therefore, before enamelling on anything cast would my best bet be to
burnish the hell out of it?? (So that it does not have a porous
surface) This is what I always thought, but if anyone knows, then it
would be great.

Thanks also to those of you who have given your opinions on the wolf
tools… I admit that I do covet them, but it has been suggested that
I get more competent at this before investing and make my own tools
by a lot of people. I make very good chasing and repousse tools - but
they don’t involve sharpening! This is where I go a bit awry. :slight_smile: I
have picked up a ludicrously cheap enormous set of dental tools from
ebay - they are rough and need refining and in some cases,
sharpening…

That book, modelling in wax, I have ordered (its got lost in the
post! I’m hoping it arrives any day now) Glad to know I made the
right choice in getting this.

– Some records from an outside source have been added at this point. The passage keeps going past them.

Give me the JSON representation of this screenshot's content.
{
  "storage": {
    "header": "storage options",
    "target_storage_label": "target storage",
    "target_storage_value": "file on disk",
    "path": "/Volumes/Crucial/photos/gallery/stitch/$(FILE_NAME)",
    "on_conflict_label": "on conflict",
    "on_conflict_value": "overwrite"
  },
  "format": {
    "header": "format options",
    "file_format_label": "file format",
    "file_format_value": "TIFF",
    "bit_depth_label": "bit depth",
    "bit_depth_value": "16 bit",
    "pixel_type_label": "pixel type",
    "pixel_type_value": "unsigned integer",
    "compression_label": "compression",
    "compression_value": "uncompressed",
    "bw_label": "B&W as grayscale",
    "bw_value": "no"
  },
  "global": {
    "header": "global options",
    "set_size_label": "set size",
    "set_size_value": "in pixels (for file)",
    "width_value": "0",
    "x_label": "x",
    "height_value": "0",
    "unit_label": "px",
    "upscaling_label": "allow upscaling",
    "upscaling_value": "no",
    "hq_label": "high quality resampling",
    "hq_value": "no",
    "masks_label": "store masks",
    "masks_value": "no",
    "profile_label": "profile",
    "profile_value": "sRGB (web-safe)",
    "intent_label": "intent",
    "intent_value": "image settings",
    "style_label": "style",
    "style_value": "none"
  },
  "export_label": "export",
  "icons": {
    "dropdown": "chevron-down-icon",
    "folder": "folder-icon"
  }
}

Can anyone give me a product name for this orange based cleaner that
can be got from THE UK… (Rio grande and otto frei are both amazing
resources that I use when I can and would strip dry if I won the
lottery - but in the main the shipping costs are too high and a lot
of liquids are considered hazardous to send over - that orange wax
stuff can’t be sent here, or at least not without great expense…)

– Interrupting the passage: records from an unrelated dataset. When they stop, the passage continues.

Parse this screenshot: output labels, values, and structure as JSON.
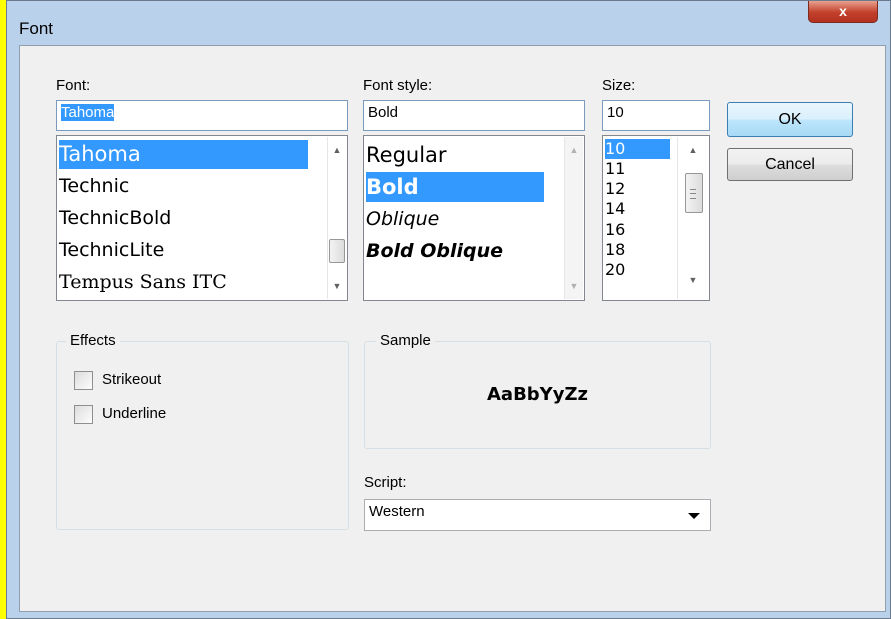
{
  "window": {
    "title": "Font",
    "close_glyph": "x"
  },
  "font": {
    "label": "Font:",
    "value": "Tahoma",
    "items": [
      {
        "label": "Tahoma",
        "selected": true
      },
      {
        "label": "Technic",
        "selected": false
      },
      {
        "label": "TechnicBold",
        "selected": false
      },
      {
        "label": "TechnicLite",
        "selected": false
      },
      {
        "label": "Tempus Sans ITC",
        "selected": false
      }
    ]
  },
  "font_style": {
    "label": "Font style:",
    "value": "Bold",
    "items": [
      {
        "label": "Regular",
        "selected": false
      },
      {
        "label": "Bold",
        "selected": true
      },
      {
        "label": "Oblique",
        "selected": false
      },
      {
        "label": "Bold Oblique",
        "selected": false
      }
    ]
  },
  "size": {
    "label": "Size:",
    "value": "10",
    "items": [
      {
        "label": "10",
        "selected": true
      },
      {
        "label": "11",
        "selected": false
      },
      {
        "label": "12",
        "selected": false
      },
      {
        "label": "14",
        "selected": false
      },
      {
        "label": "16",
        "selected": false
      },
      {
        "label": "18",
        "selected": false
      },
      {
        "label": "20",
        "selected": false
      }
    ]
  },
  "buttons": {
    "ok": "OK",
    "cancel": "Cancel"
  },
  "effects": {
    "title": "Effects",
    "strikeout": {
      "label": "Strikeout",
      "checked": false
    },
    "underline": {
      "label": "Underline",
      "checked": false
    }
  },
  "sample": {
    "title": "Sample",
    "text": "AaBbYyZz"
  },
  "script": {
    "label": "Script:",
    "value": "Western"
  },
  "icons": {
    "scroll_up": "▲",
    "scroll_down": "▼",
    "close": "close-icon",
    "combo": "chevron-down-icon"
  }
}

Thanks again to everyone, Always appreciated. :smiley:


#16

To save some $$$… I use fine wood-working files. You can find them
at the hardware store. The small ones are hard to find, but the
large should be there in plenty. They are so similar to the wax
ones, and a fraction of the cost.

Whatever solvent you use to smooth your waxes, make sure you wash it
off… otherwise you might get some fingerprints and debris in the
wax before it gets cast. Sometimes I use baby oil if I’m in a pinch.
That and a really soft chamois swatch- then a nylon stocking.

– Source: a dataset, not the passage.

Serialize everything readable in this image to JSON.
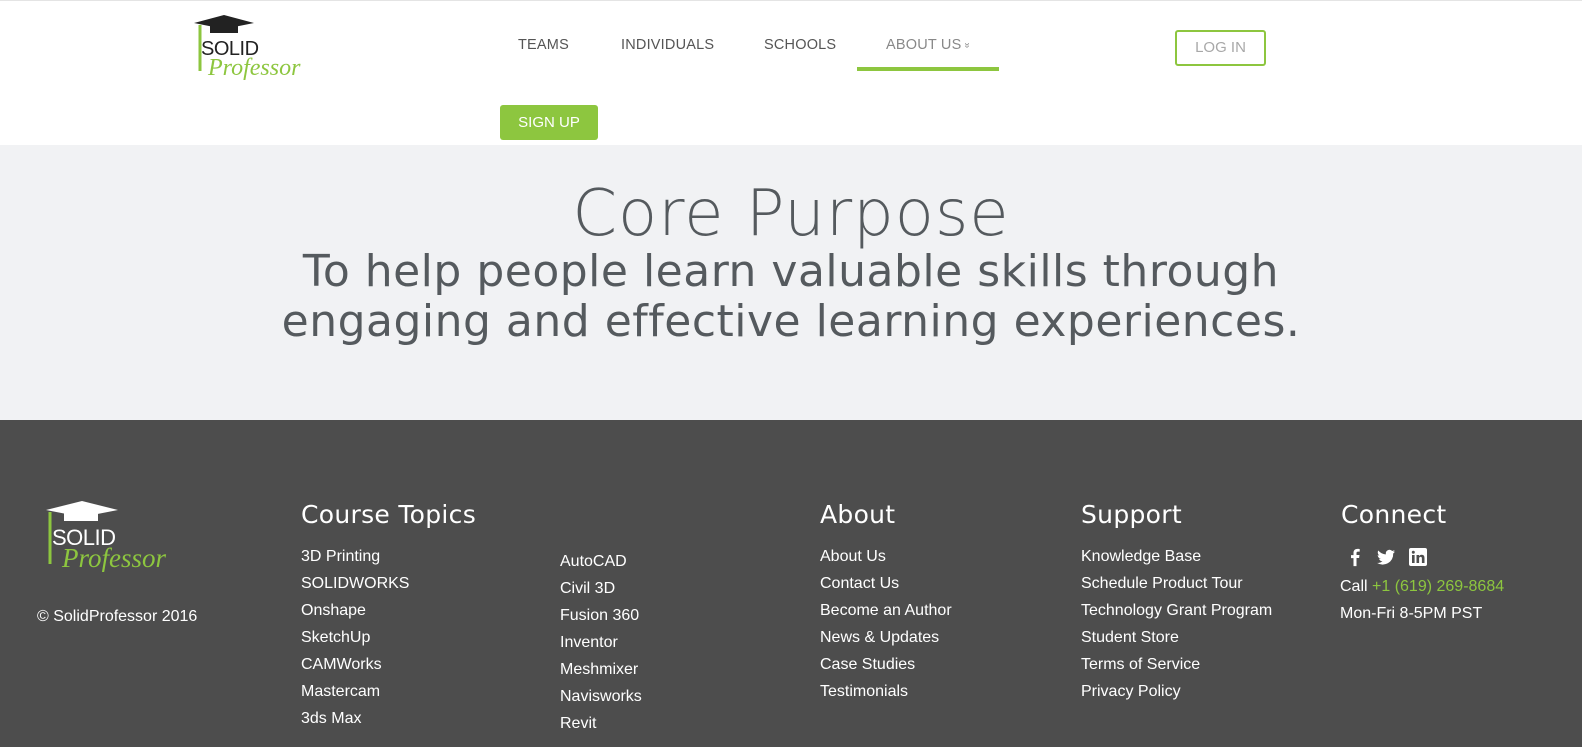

Amery Carriere Designs
www.amerycarriere.com


#17

Hi Guys,

Whatever solvent you use to smooth your waxes... 

I was told the other day that Zippo lighter fluid is good for
smoothing waxes, could someone verify that?

Regards Charles A.


#18

I have been carving wax for around 30 years. Mostly I engrave the
wax using modified dental tools. I use ceramic working tools to turn
my wax models.

I find there are all sorts of inexpensive tools that can be used to
carve wax. A little bit of ingenuity and some filing and grinding
with seperating disks mounted in a cable dirven hand piece and there
you have a wax working tool.

I have added “How to modify dental tools for was carving” and
"Carving and engraving wax" papers to the following blog.

If you are interested talk a look.

http://lees-papers.blogspot.com/

Your Orchid Buddy,
Lee Epperson


#19
Thanks also to those of you who have given your opinions on the
wolf tools.. I admit that I do covet them, but it has been
suggested that I get more competent at this before investing and
make my own tools by a lot of people. 

On the other hand, people can often do quality work with quality
tools. It’s funny that the norm on this list is “buy the best tools
you can, never skimp,” and yet here people are saying, “just use old
dental tools.”

A lent a family member my Wolf Wax carving tools and he carved his
first ever wax and made a beautiful ring.

Elaine
http://www.CreativeTextureTools.com


#20

Sharpening tools especially for wax is no big deal. Sanding and
separating disks work fine. A sharpening stone or two are useful
(course and fine)

No brand name for the orange stuff, I buy it once every couple of
years usually only after upending the bottle. It lasts a long time.
Brands change, generally I just wander through the cleaning products
aisle, the stuff always has a label with lots of orange:-) I always
end up with a different brand and have yet to be disappointed, If it
doesn’t work well use it for cleaning and try again. Active
ingredient is d-limosene, local chemical supply places should sell
sell it, but a 45 litre jug of it would last a lifetime for wax work.
Don’t spill any unless you really want an orange scented studio /
house / neighbourhood :slight_smile: I’m not kidding, little bottles from the
supermarket are a better idea. My dad still has 20 litres of the
stuff he used for commercial work, I don’t even want to know where
the barrel is.

jeffD
Demand Designs
Analog/Digital Modelling & Goldsmithing
http://www.gmavt.net/~jdemand